* _WORK TO COMPLETE_: Could you give back the records exactly, taking out the pictures?

RAW DATA below:

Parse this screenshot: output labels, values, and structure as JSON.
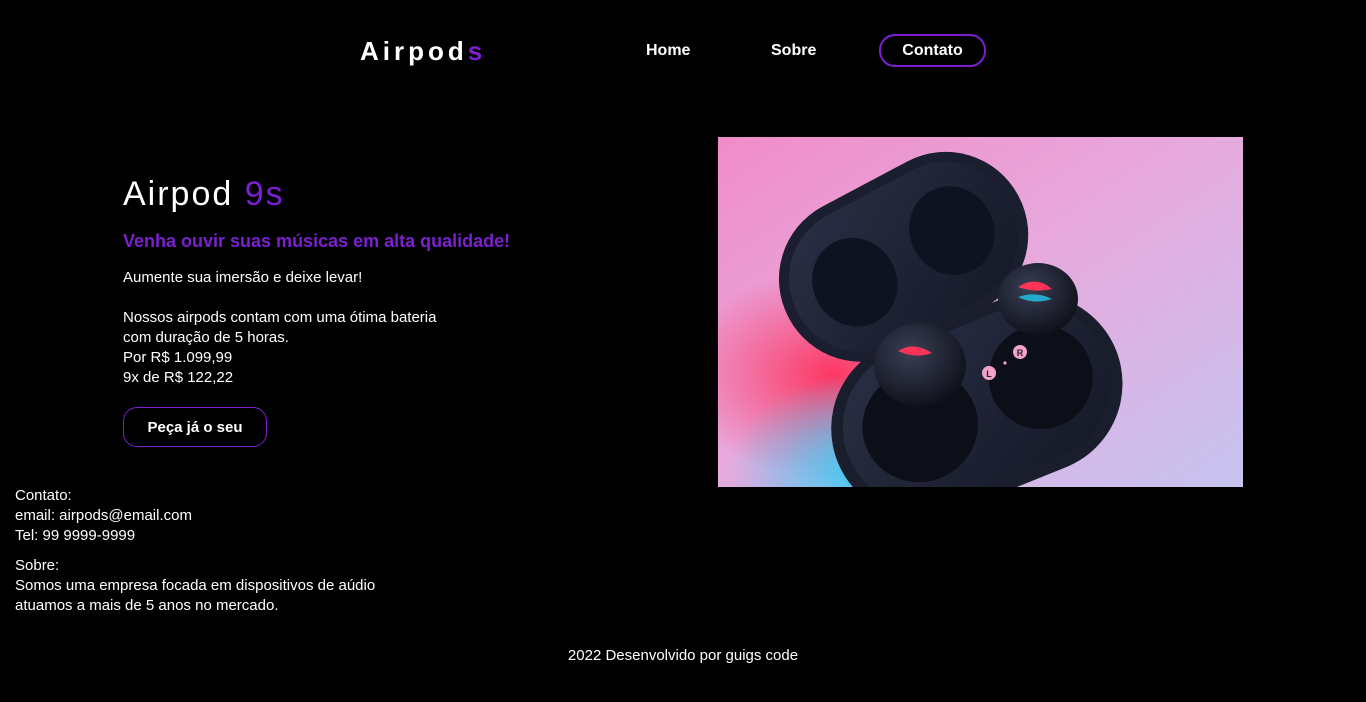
{
  "header": {
    "logo_main": "Airpod",
    "logo_accent": "s",
    "nav": {
      "home": "Home",
      "sobre": "Sobre",
      "contato": "Contato"
    }
  },
  "hero": {
    "title_main": "Airpod",
    "title_accent": "9s",
    "subtitle": "Venha ouvir suas músicas em alta qualidade!",
    "intro": "Aumente sua imersão e deixe levar!",
    "battery_line1": "Nossos airpods contam com uma ótima bateria",
    "battery_line2": "com duração de 5 horas.",
    "price": "Por R$ 1.099,99",
    "installments": "9x de R$ 122,22",
    "cta_label": "Peça já o seu"
  },
  "product_image": {
    "alt": "Estojo de fones de ouvido sem fio com iluminação rosa e azul",
    "case_letters": [
      "L",
      "R"
    ]
  },
  "contact": {
    "heading": "Contato:",
    "email": "email: airpods@email.com",
    "phone": "Tel: 99 9999-9999"
  },
  "about": {
    "heading": "Sobre:",
    "line1": "Somos uma empresa focada em dispositivos de aúdio",
    "line2": "atuamos a mais de 5 anos no mercado."
  },
  "footer": {
    "text": "2022 Desenvolvido por guigs code"
  },
  "colors": {
    "background": "#000000",
    "accent": "#7b1fcf",
    "text": "#ffffff"
  }
}
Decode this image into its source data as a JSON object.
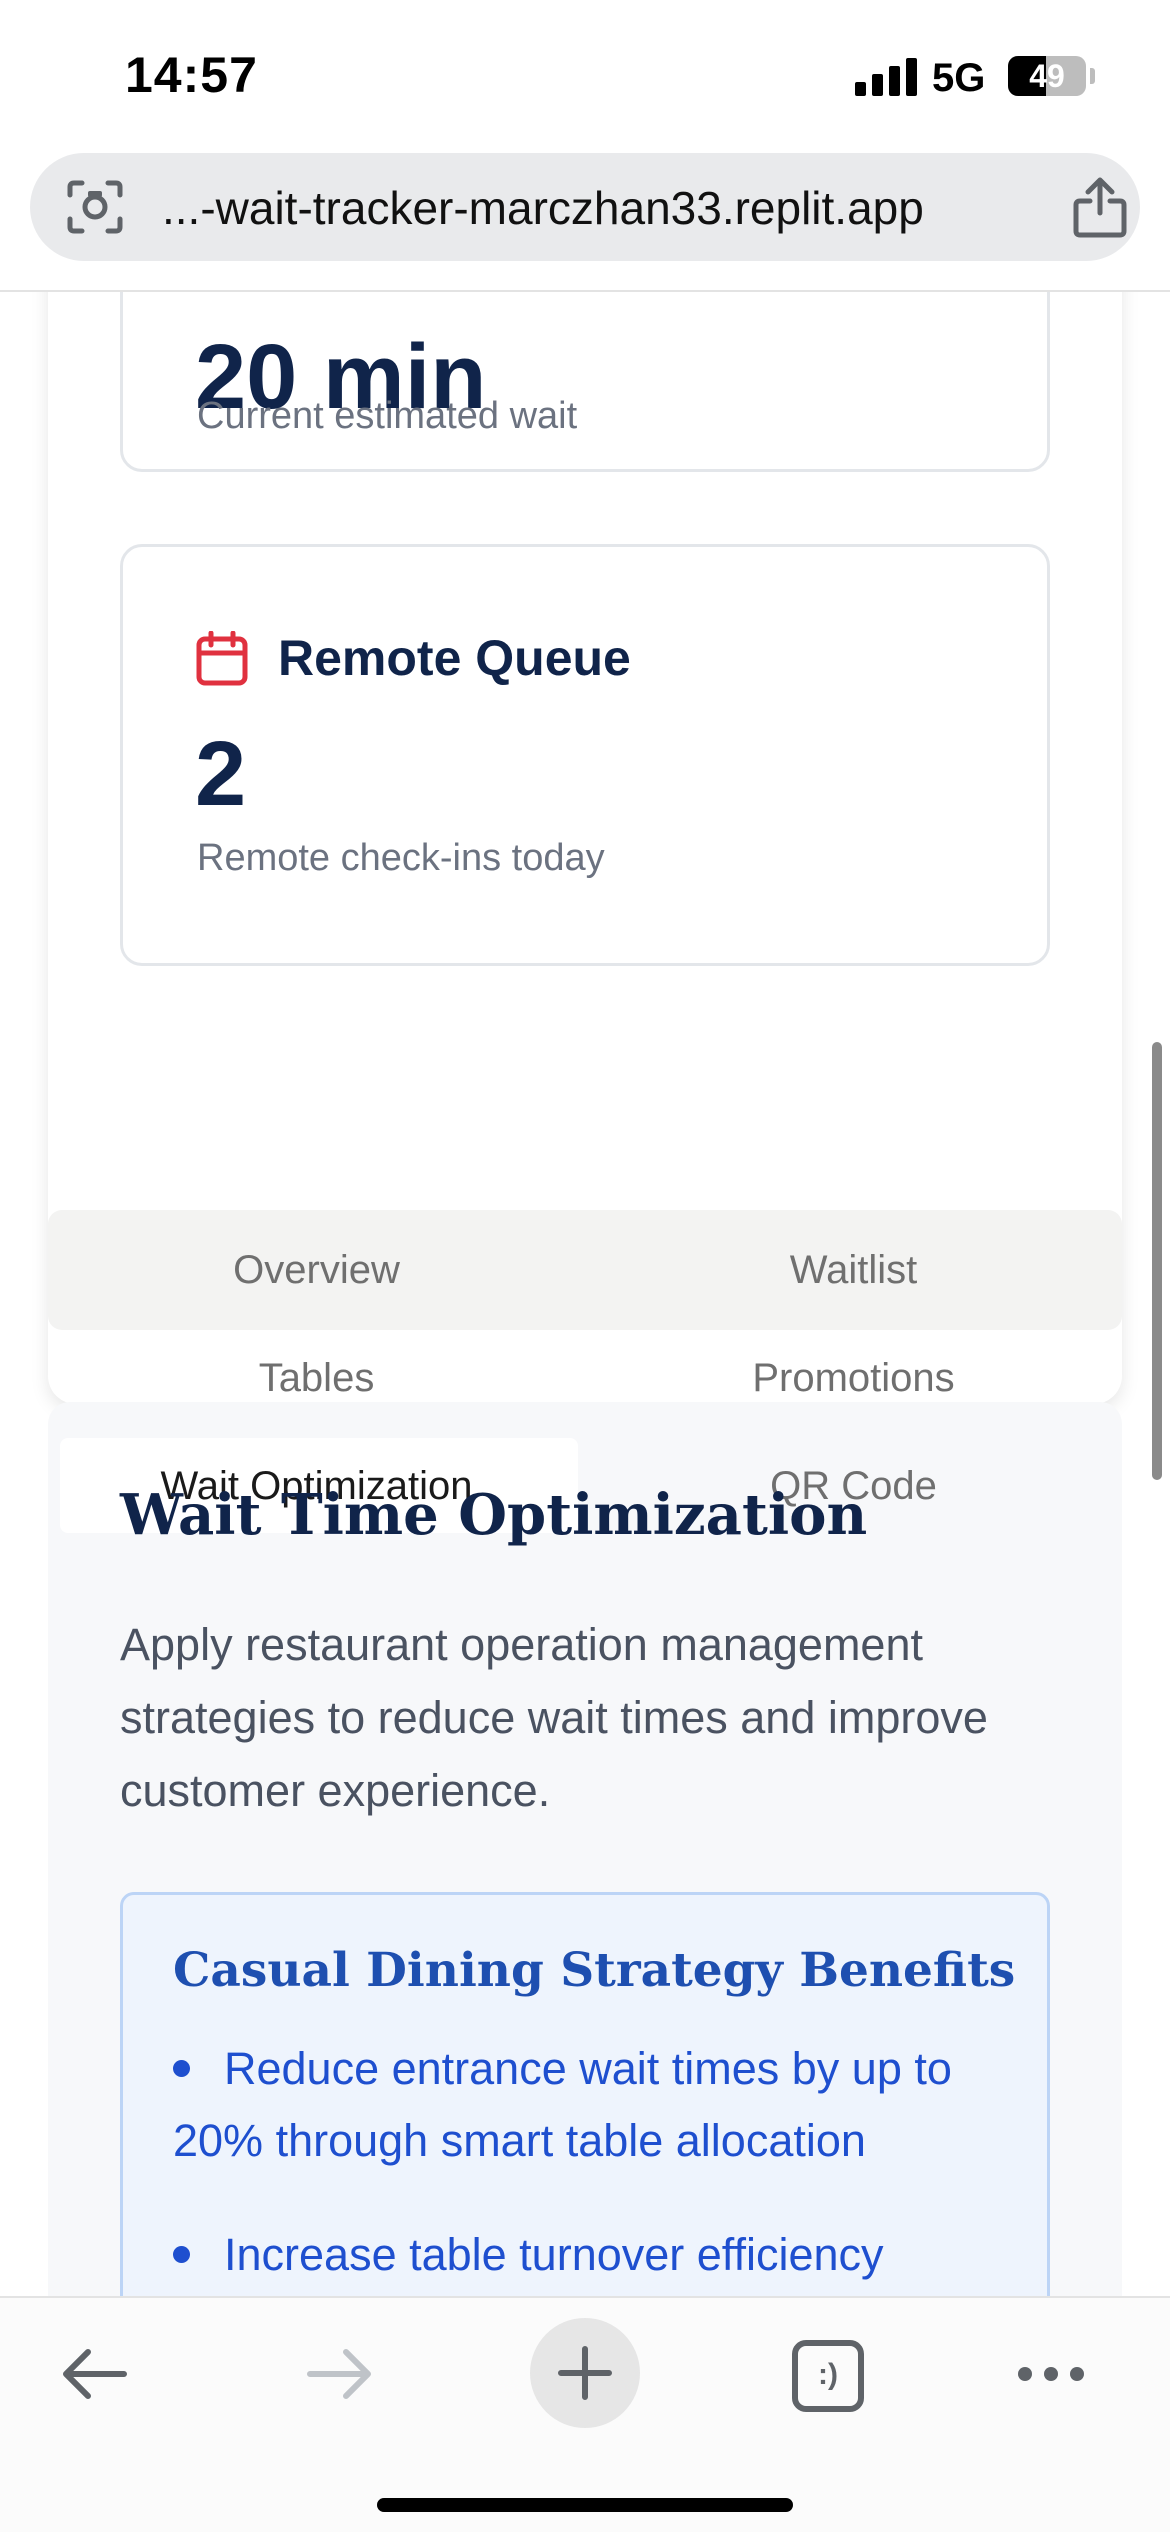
{
  "status_bar": {
    "time": "14:57",
    "network": "5G",
    "battery_percent": "49",
    "battery_level": 0.49,
    "signal_bars": 4
  },
  "browser": {
    "url": "...-wait-tracker-marczhan33.replit.app",
    "lens_icon": "camera-search-icon",
    "share_icon": "share-icon"
  },
  "stats": {
    "wait": {
      "value": "20 min",
      "subtitle": "Current estimated wait"
    },
    "remote": {
      "title": "Remote Queue",
      "icon": "calendar-icon",
      "value": "2",
      "subtitle": "Remote check-ins today"
    }
  },
  "tabs": [
    {
      "label": "Overview",
      "active": false
    },
    {
      "label": "Waitlist",
      "active": false
    },
    {
      "label": "Tables",
      "active": false
    },
    {
      "label": "Promotions",
      "active": false
    },
    {
      "label": "Wait Optimization",
      "active": true
    },
    {
      "label": "QR Code",
      "active": false
    }
  ],
  "optimization": {
    "title": "Wait Time Optimization",
    "description": "Apply restaurant operation management strategies to reduce wait times and improve customer experience.",
    "benefits_title": "Casual Dining Strategy Benefits",
    "benefits": [
      "Reduce entrance wait times by up to 20% through smart table allocation",
      "Increase table turnover efficiency"
    ]
  },
  "toolbar": {
    "back_icon": "back-arrow-icon",
    "forward_icon": "forward-arrow-icon",
    "new_tab_icon": "plus-icon",
    "tabs_icon": "tabs-icon",
    "tabs_glyph": ":)",
    "more_icon": "more-icon"
  },
  "colors": {
    "accent_red": "#e0313f",
    "navy": "#10244a",
    "benefit_blue": "#1e4fcf"
  }
}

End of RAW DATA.

* _YOUR RESPONSE_:
Parse this screenshot: output labels, values, and structure as JSON.
{
  "header": {
    "logo_main": "Airpod",
    "logo_accent": "s",
    "nav": {
      "home": "Home",
      "sobre": "Sobre",
      "contato": "Contato"
    }
  },
  "hero": {
    "title_main": "Airpod",
    "title_accent": "9s",
    "subtitle": "Venha ouvir suas músicas em alta qualidade!",
    "intro": "Aumente sua imersão e deixe levar!",
    "battery_line1": "Nossos airpods contam com uma ótima bateria",
    "battery_line2": "com duração de 5 horas.",
    "price": "Por R$ 1.099,99",
    "installments": "9x de R$ 122,22",
    "cta_label": "Peça já o seu"
  },
  "product_image": {
    "alt": "Estojo de fones de ouvido sem fio com iluminação rosa e azul",
    "case_letters": [
      "L",
      "R"
    ]
  },
  "contact": {
    "heading": "Contato:",
    "email": "email: airpods@email.com",
    "phone": "Tel: 99 9999-9999"
  },
  "about": {
    "heading": "Sobre:",
    "line1": "Somos uma empresa focada em dispositivos de aúdio",
    "line2": "atuamos a mais de 5 anos no mercado."
  },
  "footer": {
    "text": "2022 Desenvolvido por guigs code"
  },
  "colors": {
    "background": "#000000",
    "accent": "#7b1fcf",
    "text": "#ffffff"
  }
}
Decode this image into its source data as a JSON object.
{
  "status_bar": {
    "time": "14:57",
    "network": "5G",
    "battery_percent": "49",
    "battery_level": 0.49,
    "signal_bars": 4
  },
  "browser": {
    "url": "...-wait-tracker-marczhan33.replit.app",
    "lens_icon": "camera-search-icon",
    "share_icon": "share-icon"
  },
  "stats": {
    "wait": {
      "value": "20 min",
      "subtitle": "Current estimated wait"
    },
    "remote": {
      "title": "Remote Queue",
      "icon": "calendar-icon",
      "value": "2",
      "subtitle": "Remote check-ins today"
    }
  },
  "tabs": [
    {
      "label": "Overview",
      "active": false
    },
    {
      "label": "Waitlist",
      "active": false
    },
    {
      "label": "Tables",
      "active": false
    },
    {
      "label": "Promotions",
      "active": false
    },
    {
      "label": "Wait Optimization",
      "active": true
    },
    {
      "label": "QR Code",
      "active": false
    }
  ],
  "optimization": {
    "title": "Wait Time Optimization",
    "description": "Apply restaurant operation management strategies to reduce wait times and improve customer experience.",
    "benefits_title": "Casual Dining Strategy Benefits",
    "benefits": [
      "Reduce entrance wait times by up to 20% through smart table allocation",
      "Increase table turnover efficiency"
    ]
  },
  "toolbar": {
    "back_icon": "back-arrow-icon",
    "forward_icon": "forward-arrow-icon",
    "new_tab_icon": "plus-icon",
    "tabs_icon": "tabs-icon",
    "tabs_glyph": ":)",
    "more_icon": "more-icon"
  },
  "colors": {
    "accent_red": "#e0313f",
    "navy": "#10244a",
    "benefit_blue": "#1e4fcf"
  }
}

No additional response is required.